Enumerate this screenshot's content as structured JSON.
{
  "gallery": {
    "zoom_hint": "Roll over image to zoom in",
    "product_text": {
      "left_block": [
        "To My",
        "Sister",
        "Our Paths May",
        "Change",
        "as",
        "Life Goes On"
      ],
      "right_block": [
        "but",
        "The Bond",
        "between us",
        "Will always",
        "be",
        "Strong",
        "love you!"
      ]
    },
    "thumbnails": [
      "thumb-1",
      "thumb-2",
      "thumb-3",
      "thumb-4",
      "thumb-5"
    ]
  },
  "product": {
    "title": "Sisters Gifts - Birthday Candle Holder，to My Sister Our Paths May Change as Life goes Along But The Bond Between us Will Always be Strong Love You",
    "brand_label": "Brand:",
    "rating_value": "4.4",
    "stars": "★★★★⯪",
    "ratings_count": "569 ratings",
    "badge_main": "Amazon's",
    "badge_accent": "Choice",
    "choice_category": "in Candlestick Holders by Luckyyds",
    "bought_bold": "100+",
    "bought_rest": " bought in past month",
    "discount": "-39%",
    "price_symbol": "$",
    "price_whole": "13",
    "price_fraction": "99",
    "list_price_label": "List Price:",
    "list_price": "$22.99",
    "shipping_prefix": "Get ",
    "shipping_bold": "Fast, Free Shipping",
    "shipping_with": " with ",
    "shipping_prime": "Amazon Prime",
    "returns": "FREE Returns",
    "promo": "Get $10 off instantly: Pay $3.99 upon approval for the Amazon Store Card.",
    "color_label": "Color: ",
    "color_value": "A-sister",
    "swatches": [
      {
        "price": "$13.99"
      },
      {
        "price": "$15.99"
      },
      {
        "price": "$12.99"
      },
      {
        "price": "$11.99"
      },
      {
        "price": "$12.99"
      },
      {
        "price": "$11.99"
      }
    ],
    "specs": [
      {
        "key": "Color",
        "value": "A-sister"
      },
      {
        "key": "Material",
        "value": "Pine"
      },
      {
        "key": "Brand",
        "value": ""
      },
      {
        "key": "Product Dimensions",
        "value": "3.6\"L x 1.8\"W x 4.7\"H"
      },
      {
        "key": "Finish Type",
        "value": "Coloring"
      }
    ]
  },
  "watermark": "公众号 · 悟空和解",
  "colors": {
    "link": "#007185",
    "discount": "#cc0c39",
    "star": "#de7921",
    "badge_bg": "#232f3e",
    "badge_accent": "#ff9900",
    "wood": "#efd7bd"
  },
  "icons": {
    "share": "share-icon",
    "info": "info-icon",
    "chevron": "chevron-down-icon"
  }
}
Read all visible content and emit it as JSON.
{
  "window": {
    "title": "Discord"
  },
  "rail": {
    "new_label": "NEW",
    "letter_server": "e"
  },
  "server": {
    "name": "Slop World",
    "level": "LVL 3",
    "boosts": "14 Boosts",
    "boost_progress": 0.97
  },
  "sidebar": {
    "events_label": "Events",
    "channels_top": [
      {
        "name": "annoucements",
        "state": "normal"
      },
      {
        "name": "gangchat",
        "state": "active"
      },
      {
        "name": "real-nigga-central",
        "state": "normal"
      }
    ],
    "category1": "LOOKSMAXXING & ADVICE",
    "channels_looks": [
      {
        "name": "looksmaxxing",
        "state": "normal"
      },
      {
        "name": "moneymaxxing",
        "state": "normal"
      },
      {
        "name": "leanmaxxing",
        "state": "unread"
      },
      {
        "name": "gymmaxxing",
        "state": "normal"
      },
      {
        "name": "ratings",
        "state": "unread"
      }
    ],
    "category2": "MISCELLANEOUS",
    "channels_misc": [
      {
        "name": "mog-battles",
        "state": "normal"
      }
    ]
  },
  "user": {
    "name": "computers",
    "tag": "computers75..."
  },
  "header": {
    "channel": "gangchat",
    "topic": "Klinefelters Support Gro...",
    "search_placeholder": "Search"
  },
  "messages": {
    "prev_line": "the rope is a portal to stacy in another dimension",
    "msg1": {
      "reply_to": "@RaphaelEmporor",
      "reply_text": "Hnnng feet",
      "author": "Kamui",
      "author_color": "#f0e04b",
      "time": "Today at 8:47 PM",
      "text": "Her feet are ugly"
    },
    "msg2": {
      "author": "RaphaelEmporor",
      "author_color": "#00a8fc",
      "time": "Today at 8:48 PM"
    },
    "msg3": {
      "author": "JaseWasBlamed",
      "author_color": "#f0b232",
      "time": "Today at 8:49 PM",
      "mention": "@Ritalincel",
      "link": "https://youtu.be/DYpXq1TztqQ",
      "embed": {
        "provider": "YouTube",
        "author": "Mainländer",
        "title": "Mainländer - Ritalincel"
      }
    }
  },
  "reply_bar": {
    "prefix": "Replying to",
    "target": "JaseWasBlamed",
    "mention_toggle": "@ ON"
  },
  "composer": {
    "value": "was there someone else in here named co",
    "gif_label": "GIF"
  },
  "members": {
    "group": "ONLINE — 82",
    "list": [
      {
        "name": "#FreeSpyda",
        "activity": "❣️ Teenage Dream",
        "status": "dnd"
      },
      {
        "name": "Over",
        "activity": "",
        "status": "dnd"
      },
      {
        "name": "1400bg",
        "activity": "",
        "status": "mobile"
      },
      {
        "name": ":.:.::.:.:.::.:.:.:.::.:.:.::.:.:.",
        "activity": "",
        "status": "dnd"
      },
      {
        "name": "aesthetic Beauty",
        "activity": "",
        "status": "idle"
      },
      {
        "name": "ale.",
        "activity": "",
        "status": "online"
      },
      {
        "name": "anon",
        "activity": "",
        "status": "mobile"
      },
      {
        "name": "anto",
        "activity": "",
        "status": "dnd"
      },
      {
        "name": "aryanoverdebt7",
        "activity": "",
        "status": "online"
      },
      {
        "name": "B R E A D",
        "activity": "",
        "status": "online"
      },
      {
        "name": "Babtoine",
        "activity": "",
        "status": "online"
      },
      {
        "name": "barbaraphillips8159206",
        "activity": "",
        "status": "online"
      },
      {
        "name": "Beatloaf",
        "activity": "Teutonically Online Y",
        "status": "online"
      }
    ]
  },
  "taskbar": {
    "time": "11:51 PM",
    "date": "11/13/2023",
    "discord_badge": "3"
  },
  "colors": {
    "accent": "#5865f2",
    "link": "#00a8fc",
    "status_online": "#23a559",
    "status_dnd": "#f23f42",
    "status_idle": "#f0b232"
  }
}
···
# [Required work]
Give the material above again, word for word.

# [Task response]
Enumerate this screenshot's content as structured JSON.
{
  "gallery": {
    "zoom_hint": "Roll over image to zoom in",
    "product_text": {
      "left_block": [
        "To My",
        "Sister",
        "Our Paths May",
        "Change",
        "as",
        "Life Goes On"
      ],
      "right_block": [
        "but",
        "The Bond",
        "between us",
        "Will always",
        "be",
        "Strong",
        "love you!"
      ]
    },
    "thumbnails": [
      "thumb-1",
      "thumb-2",
      "thumb-3",
      "thumb-4",
      "thumb-5"
    ]
  },
  "product": {
    "title": "Sisters Gifts - Birthday Candle Holder，to My Sister Our Paths May Change as Life goes Along But The Bond Between us Will Always be Strong Love You",
    "brand_label": "Brand:",
    "rating_value": "4.4",
    "stars": "★★★★⯪",
    "ratings_count": "569 ratings",
    "badge_main": "Amazon's",
    "badge_accent": "Choice",
    "choice_category": "in Candlestick Holders by Luckyyds",
    "bought_bold": "100+",
    "bought_rest": " bought in past month",
    "discount": "-39%",
    "price_symbol": "$",
    "price_whole": "13",
    "price_fraction": "99",
    "list_price_label": "List Price:",
    "list_price": "$22.99",
    "shipping_prefix": "Get ",
    "shipping_bold": "Fast, Free Shipping",
    "shipping_with": " with ",
    "shipping_prime": "Amazon Prime",
    "returns": "FREE Returns",
    "promo": "Get $10 off instantly: Pay $3.99 upon approval for the Amazon Store Card.",
    "color_label": "Color: ",
    "color_value": "A-sister",
    "swatches": [
      {
        "price": "$13.99"
      },
      {
        "price": "$15.99"
      },
      {
        "price": "$12.99"
      },
      {
        "price": "$11.99"
      },
      {
        "price": "$12.99"
      },
      {
        "price": "$11.99"
      }
    ],
    "specs": [
      {
        "key": "Color",
        "value": "A-sister"
      },
      {
        "key": "Material",
        "value": "Pine"
      },
      {
        "key": "Brand",
        "value": ""
      },
      {
        "key": "Product Dimensions",
        "value": "3.6\"L x 1.8\"W x 4.7\"H"
      },
      {
        "key": "Finish Type",
        "value": "Coloring"
      }
    ]
  },
  "watermark": "公众号 · 悟空和解",
  "colors": {
    "link": "#007185",
    "discount": "#cc0c39",
    "star": "#de7921",
    "badge_bg": "#232f3e",
    "badge_accent": "#ff9900",
    "wood": "#efd7bd"
  },
  "icons": {
    "share": "share-icon",
    "info": "info-icon",
    "chevron": "chevron-down-icon"
  }
}
Read all visible content and emit it as JSON.
{
  "window": {
    "title": "Discord"
  },
  "rail": {
    "new_label": "NEW",
    "letter_server": "e"
  },
  "server": {
    "name": "Slop World",
    "level": "LVL 3",
    "boosts": "14 Boosts",
    "boost_progress": 0.97
  },
  "sidebar": {
    "events_label": "Events",
    "channels_top": [
      {
        "name": "annoucements",
        "state": "normal"
      },
      {
        "name": "gangchat",
        "state": "active"
      },
      {
        "name": "real-nigga-central",
        "state": "normal"
      }
    ],
    "category1": "LOOKSMAXXING & ADVICE",
    "channels_looks": [
      {
        "name": "looksmaxxing",
        "state": "normal"
      },
      {
        "name": "moneymaxxing",
        "state": "normal"
      },
      {
        "name": "leanmaxxing",
        "state": "unread"
      },
      {
        "name": "gymmaxxing",
        "state": "normal"
      },
      {
        "name": "ratings",
        "state": "unread"
      }
    ],
    "category2": "MISCELLANEOUS",
    "channels_misc": [
      {
        "name": "mog-battles",
        "state": "normal"
      }
    ]
  },
  "user": {
    "name": "computers",
    "tag": "computers75..."
  },
  "header": {
    "channel": "gangchat",
    "topic": "Klinefelters Support Gro...",
    "search_placeholder": "Search"
  },
  "messages": {
    "prev_line": "the rope is a portal to stacy in another dimension",
    "msg1": {
      "reply_to": "@RaphaelEmporor",
      "reply_text": "Hnnng feet",
      "author": "Kamui",
      "author_color": "#f0e04b",
      "time": "Today at 8:47 PM",
      "text": "Her feet are ugly"
    },
    "msg2": {
      "author": "RaphaelEmporor",
      "author_color": "#00a8fc",
      "time": "Today at 8:48 PM"
    },
    "msg3": {
      "author": "JaseWasBlamed",
      "author_color": "#f0b232",
      "time": "Today at 8:49 PM",
      "mention": "@Ritalincel",
      "link": "https://youtu.be/DYpXq1TztqQ",
      "embed": {
        "provider": "YouTube",
        "author": "Mainländer",
        "title": "Mainländer - Ritalincel"
      }
    }
  },
  "reply_bar": {
    "prefix": "Replying to",
    "target": "JaseWasBlamed",
    "mention_toggle": "@ ON"
  },
  "composer": {
    "value": "was there someone else in here named co",
    "gif_label": "GIF"
  },
  "members": {
    "group": "ONLINE — 82",
    "list": [
      {
        "name": "#FreeSpyda",
        "activity": "❣️ Teenage Dream",
        "status": "dnd"
      },
      {
        "name": "Over",
        "activity": "",
        "status": "dnd"
      },
      {
        "name": "1400bg",
        "activity": "",
        "status": "mobile"
      },
      {
        "name": ":.:.::.:.:.::.:.:.:.::.:.:.::.:.:.",
        "activity": "",
        "status": "dnd"
      },
      {
        "name": "aesthetic Beauty",
        "activity": "",
        "status": "idle"
      },
      {
        "name": "ale.",
        "activity": "",
        "status": "online"
      },
      {
        "name": "anon",
        "activity": "",
        "status": "mobile"
      },
      {
        "name": "anto",
        "activity": "",
        "status": "dnd"
      },
      {
        "name": "aryanoverdebt7",
        "activity": "",
        "status": "online"
      },
      {
        "name": "B R E A D",
        "activity": "",
        "status": "online"
      },
      {
        "name": "Babtoine",
        "activity": "",
        "status": "online"
      },
      {
        "name": "barbaraphillips8159206",
        "activity": "",
        "status": "online"
      },
      {
        "name": "Beatloaf",
        "activity": "Teutonically Online Y",
        "status": "online"
      }
    ]
  },
  "taskbar": {
    "time": "11:51 PM",
    "date": "11/13/2023",
    "discord_badge": "3"
  },
  "colors": {
    "accent": "#5865f2",
    "link": "#00a8fc",
    "status_online": "#23a559",
    "status_dnd": "#f23f42",
    "status_idle": "#f0b232"
  }
}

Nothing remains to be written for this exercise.